I didn’t think it was noticeable, and I doubt anyone but me would have made the slightest note of it. But noticing it made me I hate it. I felt isolated, and I felt alone in that fear. I yearned for the days when I didn’t feel like a nuisance for sharing how I felt, because I knew what I said would resonate.
However, I do think that explaining yourself and everything unique about you to someone who has no understanding of any of it is important. The fact that it took me 19 years to start to have to do anything of the sort is something I now find embarrassing, and yet fairly common. Whilst I’ve detailed my own specific South Asian experience, I believe the sudden realisation that not everyone is like the people you grew up with, is probably the most common university experience in existence, and probably even the most important lesson to take away from it all.
I think, that was the hardest thing about moving to university. Not the cooking, or the cleaning, or the waking up in the morning. It’s learning to grow and love, in a place and with people that look nothing at all like what you were familiar with.
It breeds an ability for empathy and tolerance, and hones communication skills (like when Emily learnt French). They all sound like buzz words and yet I feel like a much changed person for the people I’ve met over the last four months. It was a hard learning experience, especially because I had no idea it was coming. I ran headfirst into the university chapter of my life because I was fed-up of my life so far. I didn’t think it was important to bring with me the things safe, warm comforts that had thus made life what it was. The regular Zoom calls with friends, the snacks from Sambal Express (an excellent Sri-Lankan take-away chain, highly recommended), and even the sense of love for my degree were things I left to the wind in my rush to build my own space, my own life at university; Away from everything I’d known.
After Michaelmas I know that balance is important, between the old and the new. Now there are days I’ll sacrifice experiencing whatever spontaneous adventure my friends get up to, (read: ‘sitting in someone’s room for three hours procrastinating work and then leaving college to get Solomon’s and come back and continue) to catch up with friends with home. My stock of food in my room includes jars of snacks from home, which I’ve now also practised explaining in English so that I don’t have another experience where when faced with explaining what murukku is I said “like a wheat biscuit?” (it’s much more appetising than that sounds I promise). Even my nerd-ish tendencies seem to be intensifying, so much so that I had a much too long conversation about Mill’s higher and lower pleasures outside the SSL, and 99% sure we scared off the postgrads on the benches around us.
I realise now, I had been so ready to find my own space, that when I finally did, it felt empty.
And I think, that was the hardest thing about moving to university. Not the cooking, or the cleaning, or the waking up in the morning. It’s learning to grow and love, in a place and with people that look nothing at all like what you were familiar with.
Maybe it can initially come off as patronising when they send you off to university only to talk to you about such trivial things, and make no mention at all of the deep sense of identity searching you’re bound to do when you get here.
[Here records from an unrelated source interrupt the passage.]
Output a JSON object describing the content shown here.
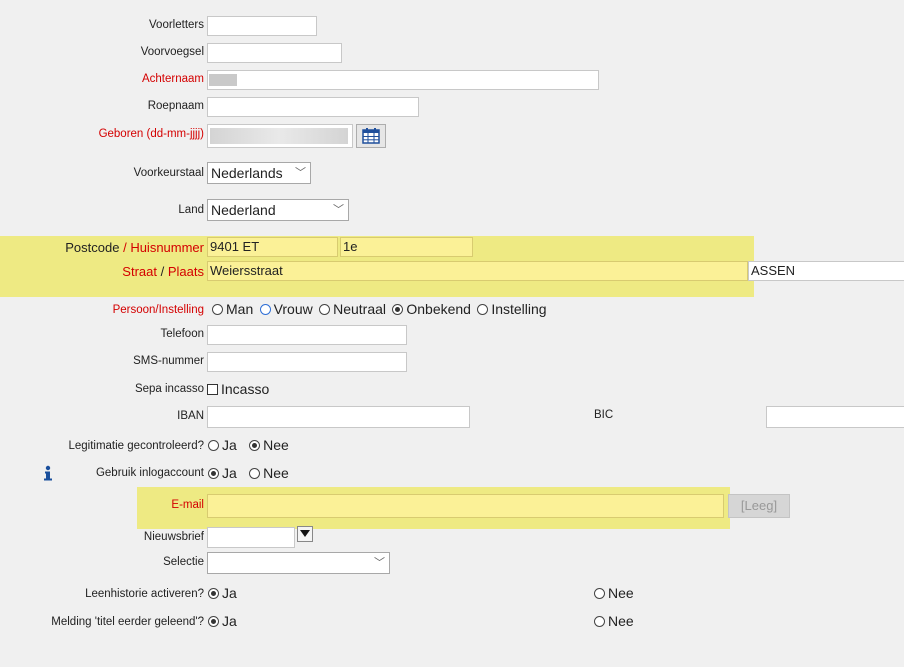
{
  "labels": {
    "voorletters": "Voorletters",
    "voorvoegsel": "Voorvoegsel",
    "achternaam": "Achternaam",
    "roepnaam": "Roepnaam",
    "geboren": "Geboren (dd-mm-jjjj)",
    "voorkeurstaal": "Voorkeurstaal",
    "land": "Land",
    "postcode": "Postcode",
    "slash": "/",
    "huisnummer": "Huisnummer",
    "straat": "Straat",
    "plaats": "Plaats",
    "persoon": "Persoon/Instelling",
    "telefoon": "Telefoon",
    "sms": "SMS-nummer",
    "sepa": "Sepa incasso",
    "iban": "IBAN",
    "bic": "BIC",
    "legitimatie": "Legitimatie gecontroleerd?",
    "inlog": "Gebruik inlogaccount",
    "email": "E-mail",
    "nieuwsbrief": "Nieuwsbrief",
    "selectie": "Selectie",
    "leenhistorie": "Leenhistorie activeren?",
    "melding": "Melding 'titel eerder geleend'?"
  },
  "values": {
    "voorkeurstaal": "Nederlands",
    "land": "Nederland",
    "postcode": "9401 ET",
    "huisnummer": "1e",
    "straat": "Weiersstraat",
    "plaats": "ASSEN",
    "email_button": "[Leeg]"
  },
  "options": {
    "persoon": [
      "Man",
      "Vrouw",
      "Neutraal",
      "Onbekend",
      "Instelling"
    ],
    "persoon_selected": "Onbekend",
    "incasso": "Incasso",
    "ja": "Ja",
    "nee": "Nee"
  },
  "colors": {
    "required": "#d40000",
    "highlight": "#ede85f",
    "field_yellow": "#fbf197"
  },
  "icons": {
    "calendar": "calendar-icon",
    "info": "info-icon",
    "dropdown": "chevron-down-icon"
  }
}
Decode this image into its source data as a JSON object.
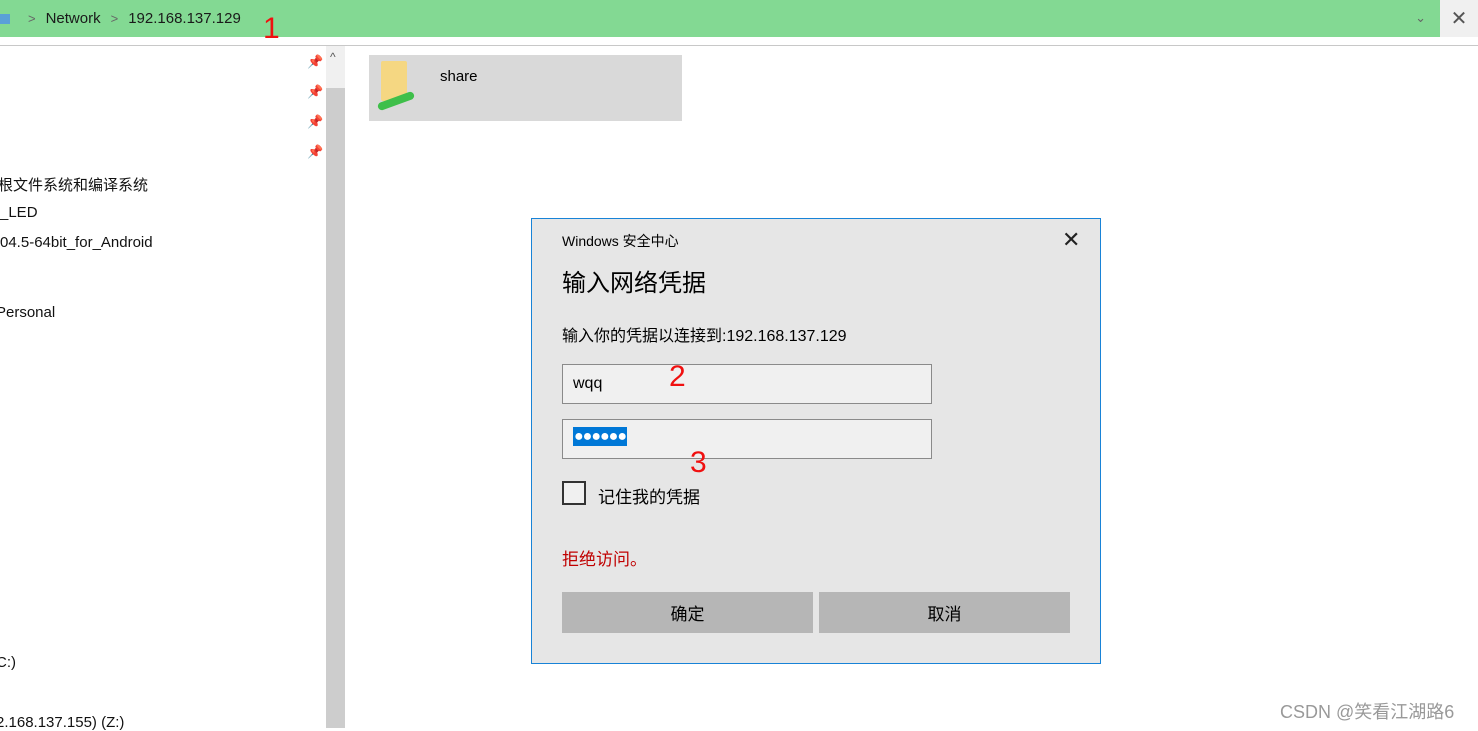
{
  "address_bar": {
    "icon": "computer-icon",
    "crumbs": [
      "Network",
      "192.168.137.129"
    ],
    "dropdown_icon": "chevron-down-icon"
  },
  "annotations": [
    "1",
    "2",
    "3"
  ],
  "sidebar": {
    "pins": 4,
    "items": [
      "根文件系统和编译系统",
      "_LED",
      "04.5-64bit_for_Android",
      "Personal",
      "C:)",
      "2.168.137.155) (Z:)"
    ]
  },
  "main": {
    "items": [
      {
        "label": "share",
        "icon": "network-share-folder-icon"
      }
    ]
  },
  "dialog": {
    "app_title": "Windows 安全中心",
    "title": "输入网络凭据",
    "message": "输入你的凭据以连接到:192.168.137.129",
    "username": "wqq",
    "password": "●●●●●●",
    "remember_label": "记住我的凭据",
    "remember_checked": false,
    "error": "拒绝访问。",
    "ok_label": "确定",
    "cancel_label": "取消",
    "accent": "#1883d7",
    "error_color": "#c00000"
  },
  "watermark": "CSDN @笑看江湖路6"
}
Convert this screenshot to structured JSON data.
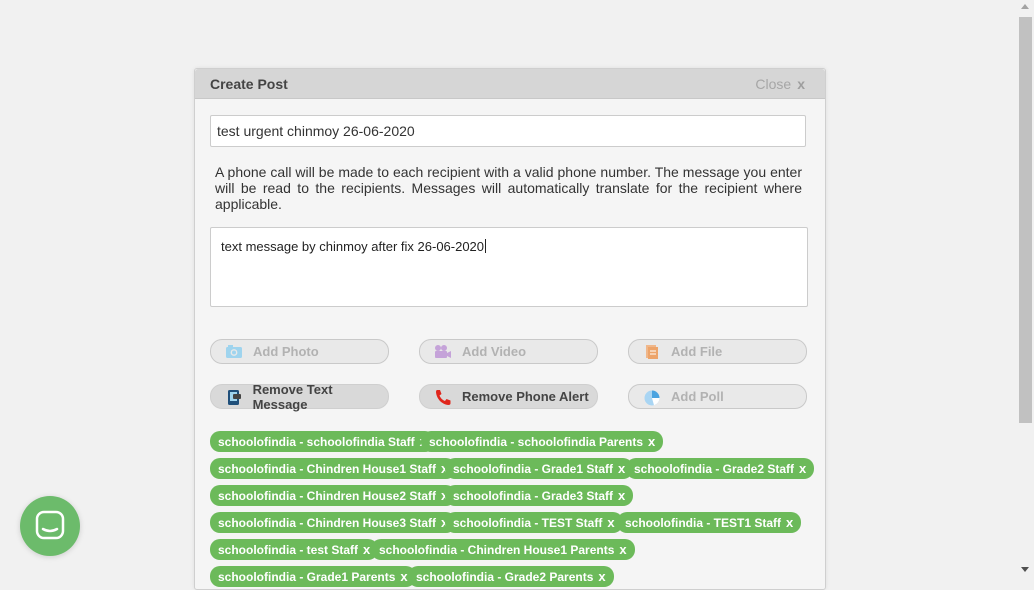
{
  "modal": {
    "title": "Create Post",
    "close_label": "Close",
    "close_icon": "x"
  },
  "subject": {
    "value": "test urgent chinmoy 26-06-2020"
  },
  "info_text": "A phone call will be made to each recipient with a valid phone number. The message you enter will be read to the recipients. Messages will automatically translate for the recipient where applicable.",
  "message": {
    "value": "text message by chinmoy after fix 26-06-2020"
  },
  "actions": [
    {
      "label": "Add Photo",
      "icon": "camera-icon",
      "active": false
    },
    {
      "label": "Add Video",
      "icon": "video-camera-icon",
      "active": false
    },
    {
      "label": "Add File",
      "icon": "file-icon",
      "active": false
    },
    {
      "label": "Remove Text Message",
      "icon": "phone-message-icon",
      "active": true
    },
    {
      "label": "Remove Phone Alert",
      "icon": "phone-icon",
      "active": true
    },
    {
      "label": "Add Poll",
      "icon": "pie-chart-icon",
      "active": false
    }
  ],
  "tag_remove_label": "x",
  "recipients": [
    "schoolofindia - schoolofindia Staff",
    "schoolofindia - schoolofindia Parents",
    "schoolofindia - Chindren House1 Staff",
    "schoolofindia - Grade1 Staff",
    "schoolofindia - Grade2 Staff",
    "schoolofindia - Chindren House2 Staff",
    "schoolofindia - Grade3 Staff",
    "schoolofindia - Chindren House3 Staff",
    "schoolofindia - TEST Staff",
    "schoolofindia - TEST1 Staff",
    "schoolofindia - test Staff",
    "schoolofindia - Chindren House1 Parents",
    "schoolofindia - Grade1 Parents",
    "schoolofindia - Grade2 Parents"
  ],
  "colors": {
    "tag_green": "#6cba5a",
    "chat_launcher": "#6cbb6b",
    "phone_red": "#e0261c",
    "poll_blue": "#4aa3e0"
  },
  "chat_launcher": {
    "icon": "chat-bubble-icon"
  }
}
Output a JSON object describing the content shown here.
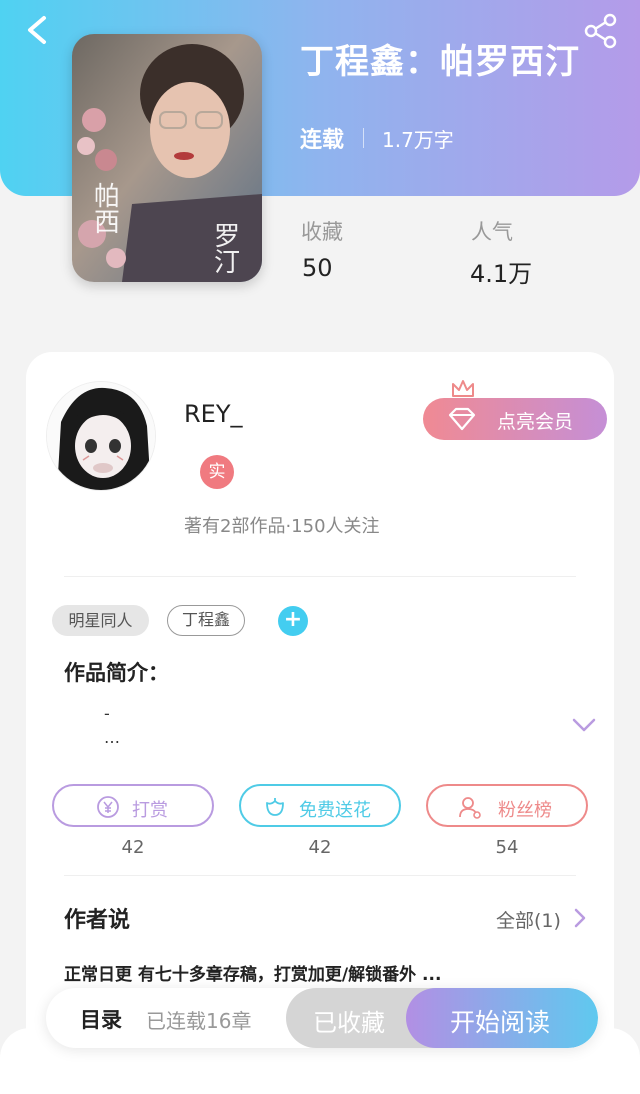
{
  "book": {
    "title": "丁程鑫：帕罗西汀",
    "status": "连载",
    "word_count": "1.7万字",
    "cover_text_1": "帕\n西",
    "cover_text_2": "罗\n汀"
  },
  "stats": {
    "favorites_label": "收藏",
    "favorites_value": "50",
    "popularity_label": "人气",
    "popularity_value": "4.1万"
  },
  "author": {
    "name": "REY_",
    "verified_badge": "实",
    "stats": "著有2部作品·150人关注",
    "member_button": "点亮会员"
  },
  "tags": {
    "items": [
      "明星同人",
      "丁程鑫"
    ],
    "add_symbol": "+"
  },
  "intro": {
    "title": "作品简介：",
    "lines": [
      "-",
      "…"
    ]
  },
  "actions": [
    {
      "label": "打赏",
      "count": "42",
      "color": "#b99be0"
    },
    {
      "label": "免费送花",
      "count": "42",
      "color": "#4fcbe6"
    },
    {
      "label": "粉丝榜",
      "count": "54",
      "color": "#ee8a8a"
    }
  ],
  "author_says": {
    "title": "作者说",
    "all_link": "全部(1)",
    "text": "正常日更 有七十多章存稿，打赏加更/解锁番外 ..."
  },
  "bottom_bar": {
    "toc_label": "目录",
    "toc_count": "已连载16章",
    "favorited_label": "已收藏",
    "read_label": "开始阅读"
  },
  "colors": {
    "accent_cyan": "#4fd2f2",
    "accent_purple": "#b49be9",
    "member_pink": "#f08a93"
  }
}
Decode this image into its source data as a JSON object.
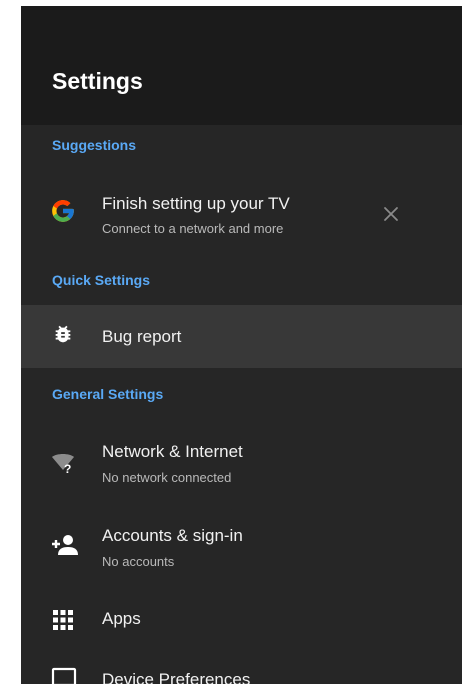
{
  "header": {
    "title": "Settings"
  },
  "sections": {
    "suggestions": "Suggestions",
    "quick_settings": "Quick Settings",
    "general_settings": "General Settings"
  },
  "suggestion": {
    "icon": "google-g-icon",
    "title": "Finish setting up your TV",
    "subtitle": "Connect to a network and more"
  },
  "quick": {
    "bug_report": {
      "icon": "bug-icon",
      "title": "Bug report"
    }
  },
  "general": {
    "network": {
      "icon": "wifi-question-icon",
      "title": "Network & Internet",
      "subtitle": "No network connected"
    },
    "accounts": {
      "icon": "add-person-icon",
      "title": "Accounts & sign-in",
      "subtitle": "No accounts"
    },
    "apps": {
      "icon": "apps-grid-icon",
      "title": "Apps"
    },
    "device_prefs": {
      "icon": "tv-icon",
      "title": "Device Preferences"
    }
  },
  "colors": {
    "accent": "#5aa9f5",
    "background": "#262626",
    "header_background": "#1b1b1b",
    "selected_row": "#383838"
  }
}
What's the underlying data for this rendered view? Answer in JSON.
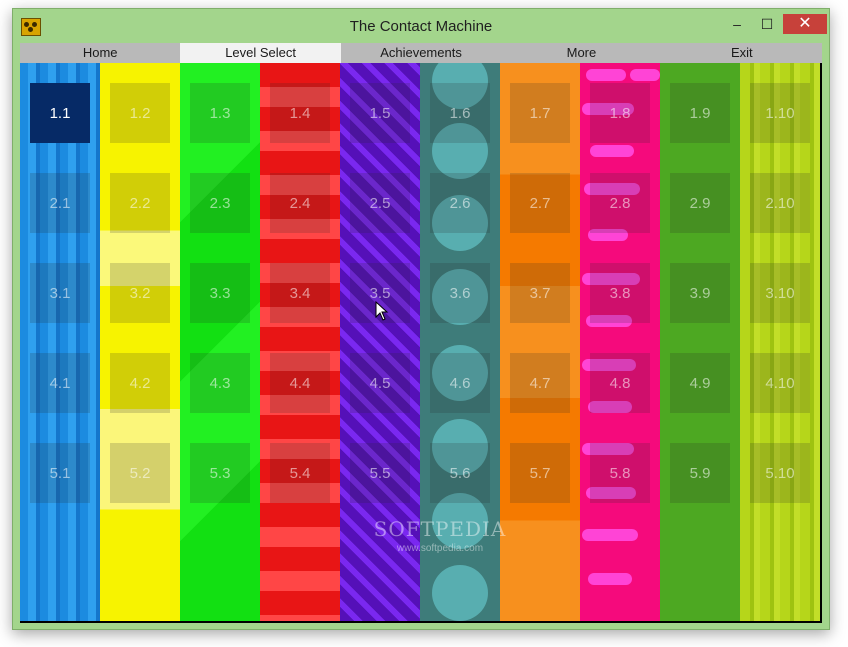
{
  "window": {
    "title": "The Contact Machine"
  },
  "title_buttons": {
    "minimize": "–",
    "maximize": "☐",
    "close": "✕"
  },
  "menu": [
    {
      "label": "Home",
      "active": false
    },
    {
      "label": "Level Select",
      "active": true
    },
    {
      "label": "Achievements",
      "active": false
    },
    {
      "label": "More",
      "active": false
    },
    {
      "label": "Exit",
      "active": false
    }
  ],
  "levels": {
    "selected": "1.1",
    "columns": [
      [
        "1.1",
        "2.1",
        "3.1",
        "4.1",
        "5.1"
      ],
      [
        "1.2",
        "2.2",
        "3.2",
        "4.2",
        "5.2"
      ],
      [
        "1.3",
        "2.3",
        "3.3",
        "4.3",
        "5.3"
      ],
      [
        "1.4",
        "2.4",
        "3.4",
        "4.4",
        "5.4"
      ],
      [
        "1.5",
        "2.5",
        "3.5",
        "4.5",
        "5.5"
      ],
      [
        "1.6",
        "2.6",
        "3.6",
        "4.6",
        "5.6"
      ],
      [
        "1.7",
        "2.7",
        "3.7",
        "4.7",
        "5.7"
      ],
      [
        "1.8",
        "2.8",
        "3.8",
        "4.8",
        "5.8"
      ],
      [
        "1.9",
        "2.9",
        "3.9",
        "4.9",
        "5.9"
      ],
      [
        "1.10",
        "2.10",
        "3.10",
        "4.10",
        "5.10"
      ]
    ]
  },
  "watermark": {
    "title": "SOFTPEDIA",
    "url": "www.softpedia.com"
  }
}
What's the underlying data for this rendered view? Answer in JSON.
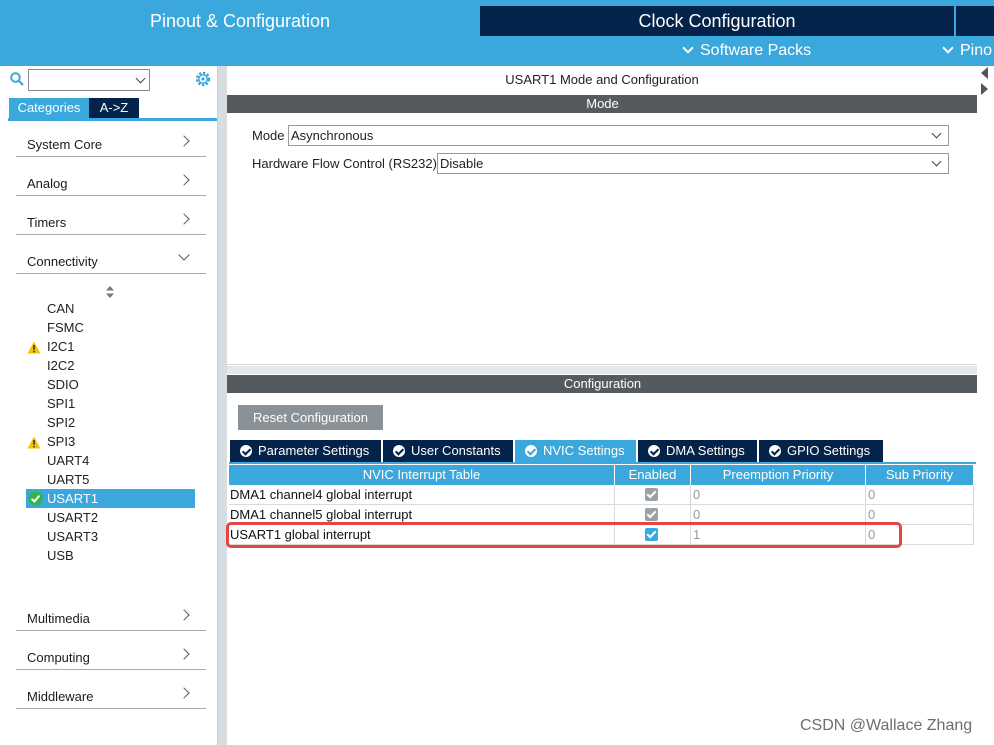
{
  "top_tabs": {
    "pinout": "Pinout & Configuration",
    "clock": "Clock Configuration"
  },
  "sub_menu": {
    "software_packs": "Software Packs",
    "pinout": "Pino"
  },
  "left_panel": {
    "tab_categories": "Categories",
    "tab_az": "A->Z",
    "categories": [
      {
        "label": "System Core",
        "expanded": false
      },
      {
        "label": "Analog",
        "expanded": false
      },
      {
        "label": "Timers",
        "expanded": false
      },
      {
        "label": "Connectivity",
        "expanded": true
      },
      {
        "label": "Multimedia",
        "expanded": false
      },
      {
        "label": "Computing",
        "expanded": false
      },
      {
        "label": "Middleware",
        "expanded": false
      }
    ],
    "peripherals": [
      {
        "label": "CAN",
        "status": "none"
      },
      {
        "label": "FSMC",
        "status": "none"
      },
      {
        "label": "I2C1",
        "status": "warning"
      },
      {
        "label": "I2C2",
        "status": "none"
      },
      {
        "label": "SDIO",
        "status": "none"
      },
      {
        "label": "SPI1",
        "status": "none"
      },
      {
        "label": "SPI2",
        "status": "none"
      },
      {
        "label": "SPI3",
        "status": "warning"
      },
      {
        "label": "UART4",
        "status": "none"
      },
      {
        "label": "UART5",
        "status": "none"
      },
      {
        "label": "USART1",
        "status": "ok"
      },
      {
        "label": "USART2",
        "status": "none"
      },
      {
        "label": "USART3",
        "status": "none"
      },
      {
        "label": "USB",
        "status": "none"
      }
    ],
    "selected": "USART1"
  },
  "mode_panel": {
    "title": "USART1 Mode and Configuration",
    "header": "Mode",
    "mode_label": "Mode",
    "mode_value": "Asynchronous",
    "flow_label": "Hardware Flow Control (RS232)",
    "flow_value": "Disable"
  },
  "config_panel": {
    "header": "Configuration",
    "reset_button": "Reset Configuration",
    "tabs": [
      {
        "label": "Parameter Settings",
        "active": false
      },
      {
        "label": "User Constants",
        "active": false
      },
      {
        "label": "NVIC Settings",
        "active": true
      },
      {
        "label": "DMA Settings",
        "active": false
      },
      {
        "label": "GPIO Settings",
        "active": false
      }
    ]
  },
  "nvic_table": {
    "columns": [
      "NVIC Interrupt Table",
      "Enabled",
      "Preemption Priority",
      "Sub Priority"
    ],
    "rows": [
      {
        "name": "DMA1 channel4 global interrupt",
        "enabled": true,
        "editable": false,
        "preemption": "0",
        "sub": "0"
      },
      {
        "name": "DMA1 channel5 global interrupt",
        "enabled": true,
        "editable": false,
        "preemption": "0",
        "sub": "0"
      },
      {
        "name": "USART1 global interrupt",
        "enabled": true,
        "editable": true,
        "preemption": "1",
        "sub": "0"
      }
    ]
  },
  "watermark": "CSDN @Wallace Zhang",
  "colors": {
    "accent": "#3aa8dc",
    "navy": "#03234b",
    "header_gray": "#555a5e",
    "highlight_red": "#e64545",
    "warning_yellow": "#f5c400",
    "ok_green": "#34b34a"
  }
}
Or maybe, they just assumed you already knew. People back home tend to do so.
Author’s note: I have not watched Emily in Paris. Any references to this show that actually make sense are purely coincidental.
Image credits: Aaarthee Parimelalaghan